* Directions for this task
Give only the number of lines below that contain the word "before".

..............................

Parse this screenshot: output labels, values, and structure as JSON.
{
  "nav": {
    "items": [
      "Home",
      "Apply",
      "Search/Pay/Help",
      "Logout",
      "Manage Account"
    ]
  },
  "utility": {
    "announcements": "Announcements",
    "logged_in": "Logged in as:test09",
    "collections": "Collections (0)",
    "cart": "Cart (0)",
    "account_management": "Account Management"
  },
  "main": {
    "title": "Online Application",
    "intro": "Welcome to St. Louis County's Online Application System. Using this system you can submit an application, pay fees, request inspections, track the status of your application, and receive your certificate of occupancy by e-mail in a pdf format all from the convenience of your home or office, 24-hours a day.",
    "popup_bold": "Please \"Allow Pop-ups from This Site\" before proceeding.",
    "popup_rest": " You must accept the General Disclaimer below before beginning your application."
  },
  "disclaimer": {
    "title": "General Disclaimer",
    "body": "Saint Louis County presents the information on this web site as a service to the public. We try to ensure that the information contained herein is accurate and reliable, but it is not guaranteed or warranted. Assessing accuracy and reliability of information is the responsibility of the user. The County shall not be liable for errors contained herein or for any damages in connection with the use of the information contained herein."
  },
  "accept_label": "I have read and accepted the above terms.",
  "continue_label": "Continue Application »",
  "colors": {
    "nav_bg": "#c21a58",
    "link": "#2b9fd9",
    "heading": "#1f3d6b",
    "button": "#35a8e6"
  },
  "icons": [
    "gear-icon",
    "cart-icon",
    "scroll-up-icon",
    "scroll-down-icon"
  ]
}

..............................

* Result of this task
2